The main focus of our social cognitive research is on understanding social cognition in social situation akin to real life social interactions. We therefore use virtual and augmented reality to create interactive experiments; wide screen displays to examine social cognitive processes over the entire visual field; action morphing to create highly controllable and natural looking social stimuli; and tasks designed to target social cognitive processes employed in real life social cognitive (e.g. telling different actions apart).
We are interested in non-visual social information processing of the facial and bodily cues:
Humans are social beings and recognizing socially relevant information from other humans is critical for social functioning, e.g. when judging the emotional state of another person during a discussion. Facial expressions provide powerful non-verbal cues about the cognitive and emotional state of another person. Although humans have seemingly little difficulty to use these visual cues, the underlying psychological processes are complex and far from being fully understood. In this project we examine social information processing of faces. [more]
Actions provide another source of information that informs observers about the emotional and active state of another person. In this project we examine how are able to understand an action based on the visual information of an action and how this information is being used for social interactions. Several variables are deemed important for the recognition of an action, namely dynamic action information, the observer's motor system, and the social context. We examine these and other factors using behavioral paradigms and fMRI. [more]
Cognition in social interactions.
Humans are social beings and physically interacting with other people (social interactions, e.g. when shaking hands) is part of everyone's daily routine. Surprisingly little behavioral research has examined the how humans use visual information to gain knowledge about the social action of other people. In this project we aim to further our knowledge in this relatively novel field. Among other approaches, we use virtual reality to examine the processes involved in the visual recognition of social interactions and when people engage in a social interaction. [more]
Learning and navigating complex environments. Knowledge about complex city and building environments acquired from navigation is represented in multiple, local reference frames corresponding, for example, to streets or corridors. This local information also incorporates local geometry as defined by walls. Contrary, (prior) map exposure yields a single, map-up oriented reference frame which is used for configurational or survey tasks within novel and highly familiar environments, but not for selecting routes. The underlying route knowledge focuses on turns with is enabled by a default strategy of walking straight. Route guidance providing unambiguous turning information will yield enhanced wayfinding performance. [more]
Spatial integration. Rooms, buildings and cities cannot be grasped within one glance. In order to get their overall structure, one has to integrate multiple experiences which relate via movement trajectories or common landmarks. We showed that reference frames used for integration depend on the learning time, available movement trajectories and the knowledge from where to use the information afterwards. Integration of city streets happens within an incremental process conducted from one current location. [more]
Self-movement perception and representation of 3D space.
Humans locomote along the horizontal plane. However, within buildings they also have a vertical position. This project examines whether vertical movements are perceived in the same way as horizontal movements and how spaces extending also vertically such as buildings or cupboards are represented in memory. Therefore this project bridges perception and memory. [more]

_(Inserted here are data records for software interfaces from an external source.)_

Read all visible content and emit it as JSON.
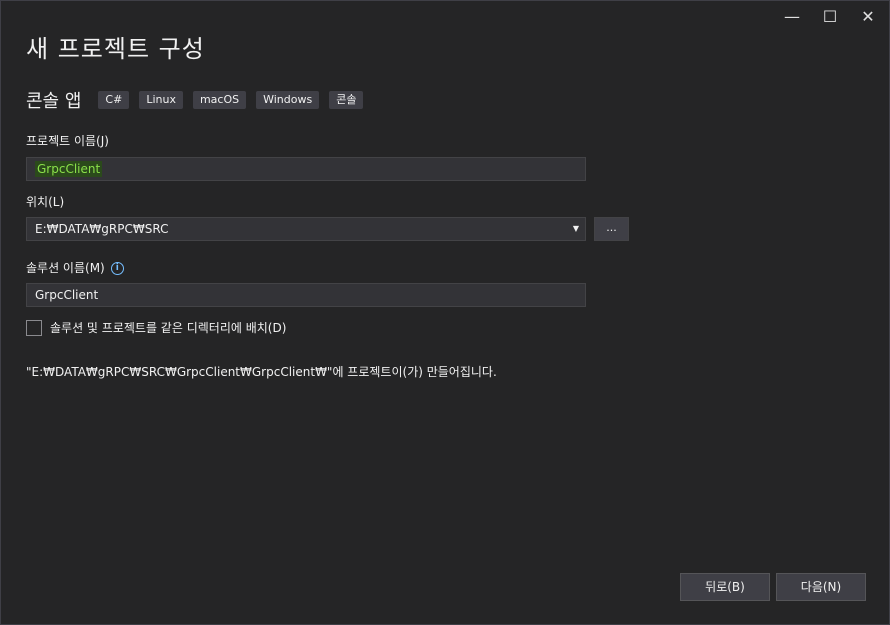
{
  "window": {
    "title": "새 프로젝트 구성",
    "controls": {
      "minimize": "—",
      "maximize": "☐",
      "close": "✕"
    }
  },
  "template": {
    "name": "콘솔 앱",
    "tags": [
      "C#",
      "Linux",
      "macOS",
      "Windows",
      "콘솔"
    ]
  },
  "project_name": {
    "label": "프로젝트 이름(J)",
    "value": "GrpcClient"
  },
  "location": {
    "label": "위치(L)",
    "value": "E:₩DATA₩gRPC₩SRC",
    "browse_label": "..."
  },
  "solution_name": {
    "label": "솔루션 이름(M)",
    "value": "GrpcClient",
    "info_icon": "i"
  },
  "same_dir": {
    "label": "솔루션 및 프로젝트를 같은 디렉터리에 배치(D)",
    "checked": false
  },
  "path_note": "\"E:₩DATA₩gRPC₩SRC₩GrpcClient₩GrpcClient₩\"에 프로젝트이(가) 만들어집니다.",
  "buttons": {
    "back": "뒤로(B)",
    "next": "다음(N)"
  }
}
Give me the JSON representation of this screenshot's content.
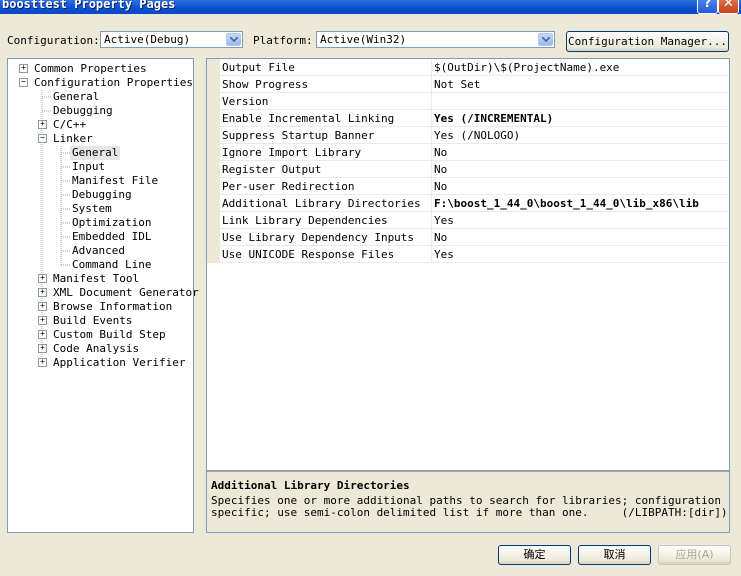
{
  "window": {
    "title": "boosttest Property Pages",
    "help_glyph": "?",
    "close_glyph": "✕"
  },
  "toolbar": {
    "configuration_label": "Configuration:",
    "configuration_value": "Active(Debug)",
    "platform_label": "Platform:",
    "platform_value": "Active(Win32)",
    "config_manager_button": "Configuration Manager..."
  },
  "tree": [
    {
      "label": "Common Properties",
      "expander": "+",
      "selected": false
    },
    {
      "label": "Configuration Properties",
      "expander": "−",
      "selected": false
    },
    {
      "label": "General",
      "expander": "",
      "selected": false
    },
    {
      "label": "Debugging",
      "expander": "",
      "selected": false
    },
    {
      "label": "C/C++",
      "expander": "+",
      "selected": false
    },
    {
      "label": "Linker",
      "expander": "−",
      "selected": false
    },
    {
      "label": "General",
      "expander": "",
      "selected": true
    },
    {
      "label": "Input",
      "expander": "",
      "selected": false
    },
    {
      "label": "Manifest File",
      "expander": "",
      "selected": false
    },
    {
      "label": "Debugging",
      "expander": "",
      "selected": false
    },
    {
      "label": "System",
      "expander": "",
      "selected": false
    },
    {
      "label": "Optimization",
      "expander": "",
      "selected": false
    },
    {
      "label": "Embedded IDL",
      "expander": "",
      "selected": false
    },
    {
      "label": "Advanced",
      "expander": "",
      "selected": false
    },
    {
      "label": "Command Line",
      "expander": "",
      "selected": false
    },
    {
      "label": "Manifest Tool",
      "expander": "+",
      "selected": false
    },
    {
      "label": "XML Document Generator",
      "expander": "+",
      "selected": false
    },
    {
      "label": "Browse Information",
      "expander": "+",
      "selected": false
    },
    {
      "label": "Build Events",
      "expander": "+",
      "selected": false
    },
    {
      "label": "Custom Build Step",
      "expander": "+",
      "selected": false
    },
    {
      "label": "Code Analysis",
      "expander": "+",
      "selected": false
    },
    {
      "label": "Application Verifier",
      "expander": "+",
      "selected": false
    }
  ],
  "properties": [
    {
      "name": "Output File",
      "value": "$(OutDir)\\$(ProjectName).exe",
      "bold": false
    },
    {
      "name": "Show Progress",
      "value": "Not Set",
      "bold": false
    },
    {
      "name": "Version",
      "value": "",
      "bold": false
    },
    {
      "name": "Enable Incremental Linking",
      "value": "Yes (/INCREMENTAL)",
      "bold": true
    },
    {
      "name": "Suppress Startup Banner",
      "value": "Yes (/NOLOGO)",
      "bold": false
    },
    {
      "name": "Ignore Import Library",
      "value": "No",
      "bold": false
    },
    {
      "name": "Register Output",
      "value": "No",
      "bold": false
    },
    {
      "name": "Per-user Redirection",
      "value": "No",
      "bold": false
    },
    {
      "name": "Additional Library Directories",
      "value": "F:\\boost_1_44_0\\boost_1_44_0\\lib_x86\\lib",
      "bold": true
    },
    {
      "name": "Link Library Dependencies",
      "value": "Yes",
      "bold": false
    },
    {
      "name": "Use Library Dependency Inputs",
      "value": "No",
      "bold": false
    },
    {
      "name": "Use UNICODE Response Files",
      "value": "Yes",
      "bold": false
    }
  ],
  "description": {
    "title": "Additional Library Directories",
    "line1": "Specifies one or more additional paths to search for libraries; configuration",
    "line2": "specific; use semi-colon delimited list if more than one.     (/LIBPATH:[dir])"
  },
  "buttons": {
    "ok": "确定",
    "cancel": "取消",
    "apply": "应用(A)"
  }
}
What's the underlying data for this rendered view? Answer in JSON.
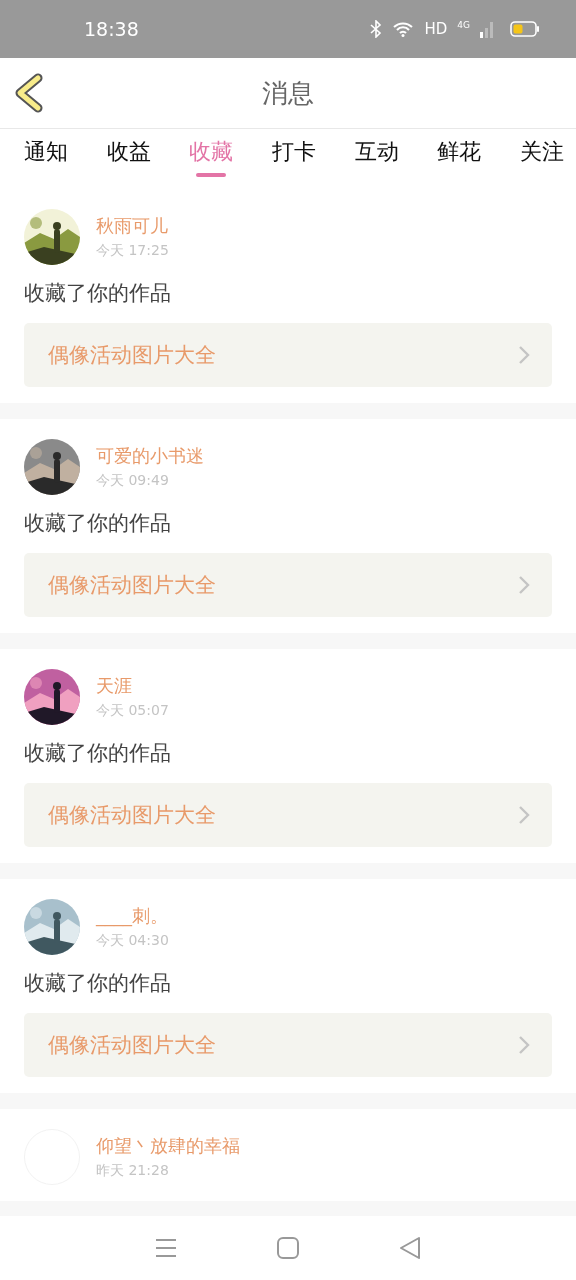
{
  "status_bar": {
    "time": "18:38",
    "network": "HD",
    "cellular": "4G"
  },
  "header": {
    "title": "消息"
  },
  "tabs": [
    {
      "label": "通知",
      "selected": false
    },
    {
      "label": "收益",
      "selected": false
    },
    {
      "label": "收藏",
      "selected": true
    },
    {
      "label": "打卡",
      "selected": false
    },
    {
      "label": "互动",
      "selected": false
    },
    {
      "label": "鲜花",
      "selected": false
    },
    {
      "label": "关注",
      "selected": false
    }
  ],
  "messages": [
    {
      "user": "秋雨可儿",
      "time": "今天 17:25",
      "avatar_loaded": true,
      "action": "收藏了你的作品",
      "work": "偶像活动图片大全"
    },
    {
      "user": "可爱的小书迷",
      "time": "今天 09:49",
      "avatar_loaded": true,
      "action": "收藏了你的作品",
      "work": "偶像活动图片大全"
    },
    {
      "user": "天涯",
      "time": "今天 05:07",
      "avatar_loaded": true,
      "action": "收藏了你的作品",
      "work": "偶像活动图片大全"
    },
    {
      "user": "____刺。",
      "time": "今天 04:30",
      "avatar_loaded": true,
      "action": "收藏了你的作品",
      "work": "偶像活动图片大全"
    },
    {
      "user": "仰望丶放肆的幸福",
      "time": "昨天 21:28",
      "avatar_loaded": false
    }
  ]
}
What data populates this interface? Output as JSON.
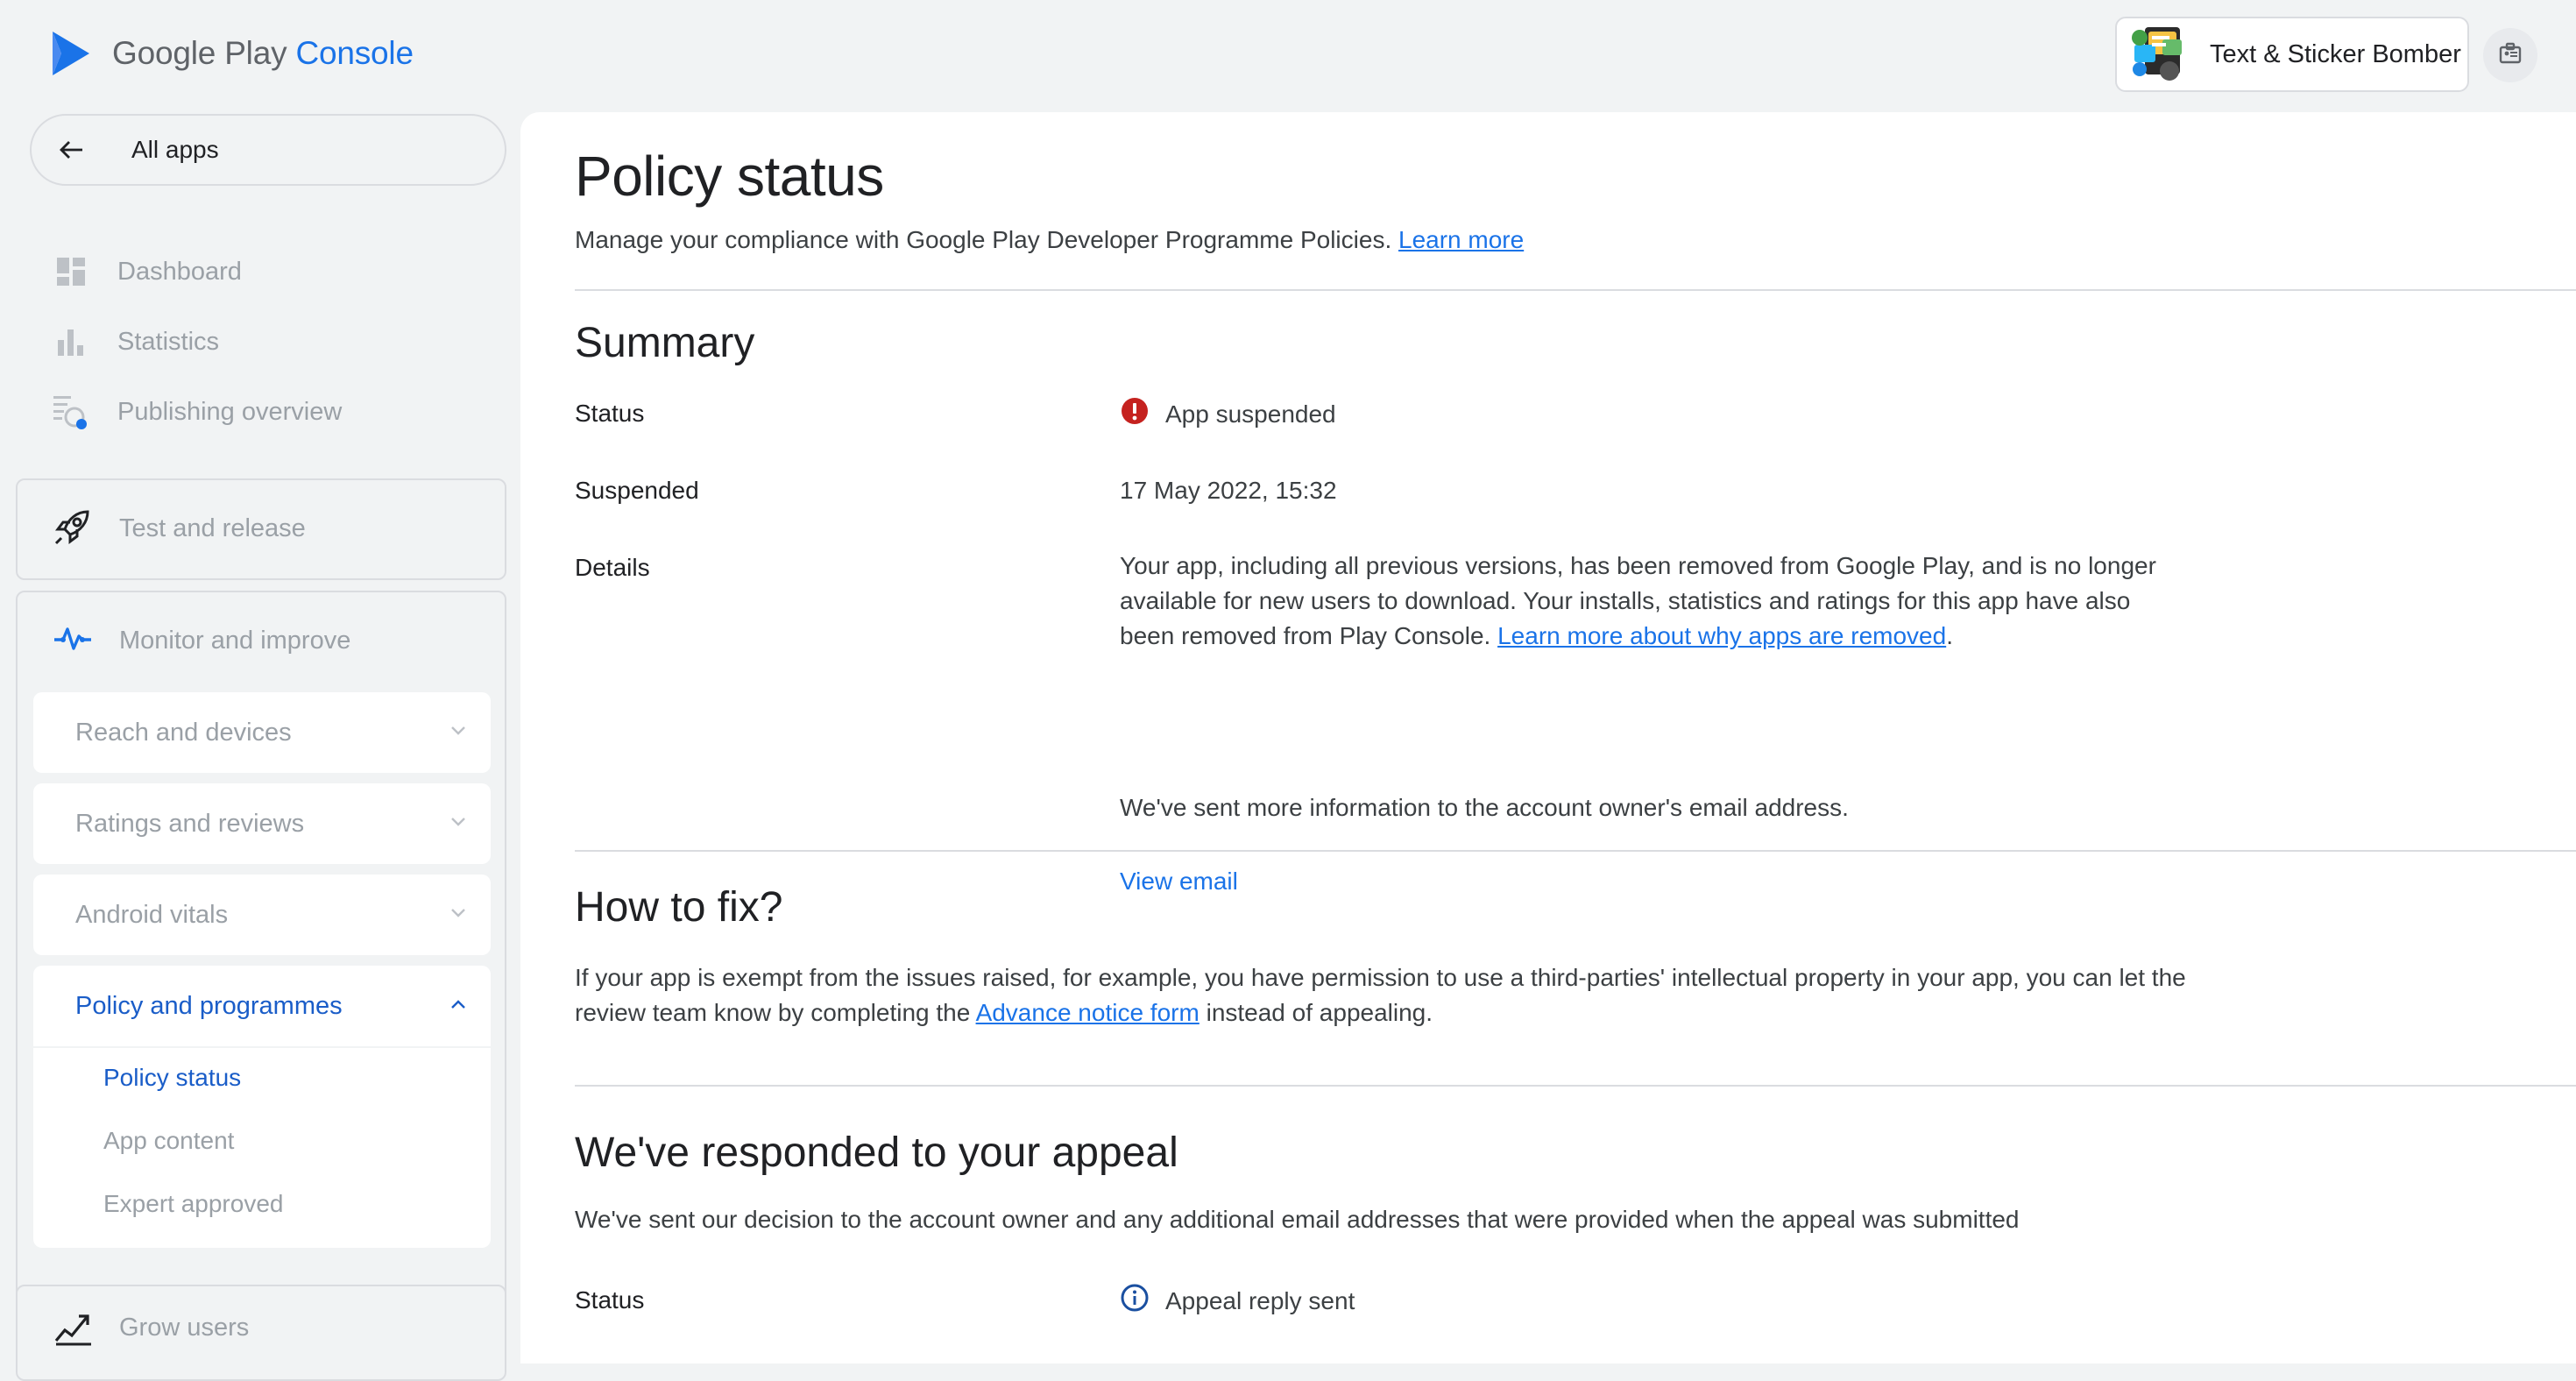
{
  "header": {
    "logo_google": "Google Play",
    "logo_console": "Console",
    "app_name": "Text & Sticker Bomber"
  },
  "sidebar": {
    "all_apps": "All apps",
    "items": [
      {
        "label": "Dashboard",
        "icon": "dashboard-icon"
      },
      {
        "label": "Statistics",
        "icon": "bar-chart-icon"
      },
      {
        "label": "Publishing overview",
        "icon": "publishing-icon"
      }
    ],
    "test_release": "Test and release",
    "monitor": {
      "label": "Monitor and improve",
      "sub": [
        {
          "label": "Reach and devices"
        },
        {
          "label": "Ratings and reviews"
        },
        {
          "label": "Android vitals"
        }
      ],
      "policy": {
        "label": "Policy and programmes",
        "links": [
          "Policy status",
          "App content",
          "Expert approved"
        ]
      }
    },
    "grow_users": "Grow users"
  },
  "page": {
    "title": "Policy status",
    "subtitle": "Manage your compliance with Google Play Developer Programme Policies.",
    "subtitle_link": "Learn more",
    "summary": {
      "heading": "Summary",
      "status_label": "Status",
      "status_value": "App suspended",
      "suspended_label": "Suspended",
      "suspended_value": "17 May 2022, 15:32",
      "details_label": "Details",
      "details_text": "Your app, including all previous versions, has been removed from Google Play, and is no longer available for new users to download. Your installs, statistics and ratings for this app have also been removed from Play Console.",
      "details_link": "Learn more about why apps are removed",
      "details_text2": "We've sent more information to the account owner's email address.",
      "view_email": "View email"
    },
    "fix": {
      "heading": "How to fix?",
      "text_before": "If your app is exempt from the issues raised, for example, you have permission to use a third-parties' intellectual property in your app, you can let the review team know by completing the",
      "link": "Advance notice form",
      "text_after": "instead of appealing."
    },
    "appeal": {
      "heading": "We've responded to your appeal",
      "text": "We've sent our decision to the account owner and any additional email addresses that were provided when the appeal was submitted",
      "status_label": "Status",
      "status_value": "Appeal reply sent"
    }
  },
  "colors": {
    "accent": "#1a73e8",
    "error": "#d93025",
    "muted": "#9aa0a6"
  }
}
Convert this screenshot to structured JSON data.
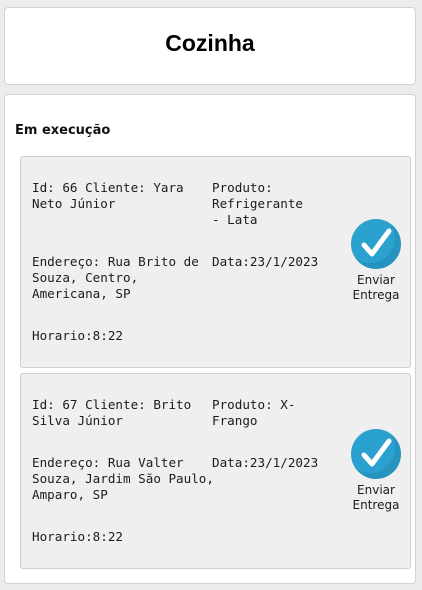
{
  "header": {
    "title": "Cozinha"
  },
  "section": {
    "heading": "Em execução"
  },
  "orders": [
    {
      "id_cliente": "Id: 66 Cliente: Yara Neto Júnior",
      "produto": "Produto: Refrigerante - Lata",
      "endereco": "Endereço: Rua Brito de Souza, Centro, Americana, SP",
      "data": "Data:23/1/2023",
      "horario": "Horario:8:22",
      "button_label": "Enviar Entrega"
    },
    {
      "id_cliente": "Id: 67 Cliente: Brito Silva Júnior",
      "produto": "Produto: X-Frango",
      "endereco": "Endereço: Rua Valter Souza, Jardim São Paulo, Amparo, SP",
      "data": "Data:23/1/2023",
      "horario": "Horario:8:22",
      "button_label": "Enviar Entrega"
    }
  ],
  "colors": {
    "page_bg": "#ececec",
    "card_bg": "#ffffff",
    "order_bg": "#efefef",
    "accent_check": "#2aa1cf"
  },
  "icons": {
    "send_icon": "checkmark-circle-icon"
  }
}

Verbal and non-verbal codes in spatial memory.
In which format do humans represent their environment? Our results indicate that room locations and routes learned from navigation as well as from maps are not only encoded spatially, but also in a verbal code, e.g. as descriptions. The usefulness of verbal encoding, however, seems to depend on already established long-term associations between corresponding verbal and spatial elements, e.g., the label "T-intersection" and a spatial representation of a T-intersection. [more]
Theoretical foundations of spatial cognition.
This research is concerned with conceptions of how space can be represented and processed theoretically and in the light of current empirical data. We argue that simple egocentric and allocentric conceptions are not sufficient to capture complex situations and suggest combining them into complex representations. I also proposed a theory for self-localisation, route- and survey navigation in environmental spaces. [more]
Bodies are physical and social entities. Distinguishing one’s body from the world is probably the most basic form of self-representation. Humans use visual and somatosensory cues for estimating location and shape of their body and body parts. Our results showed that prior methods used to distinguish between visual and somatosensory representations are not specific for body parts as assumed before, but also apply to spatial objects and parallel findings in memory for spatial object arrangements. Another line of research is concerned with the full body illusion in which participants can feel that a virtual body in front of them is actually their body. Our results show that contrary to earlier conceptions this feeling of body identity and the subjective body location go hand in hand and are not separated. In the further course of this project we aim at examining effects of the visual full-body illusion on somatosensory body-part estimation. [more]
Social influences on space perception.
Within this project we examine potential social influences on room and distance perception. Results show cultural differences on the estimation of rooms. Participants also estimate virtual characters and objects facing them as closer than when they face away from them. Most humans and animals perceive and interact with their front. We currently examining whether social processes indicated by perceived animacy, relation to attention and social distances, or non-social object processing are responsible for the observed asymmetries. [more]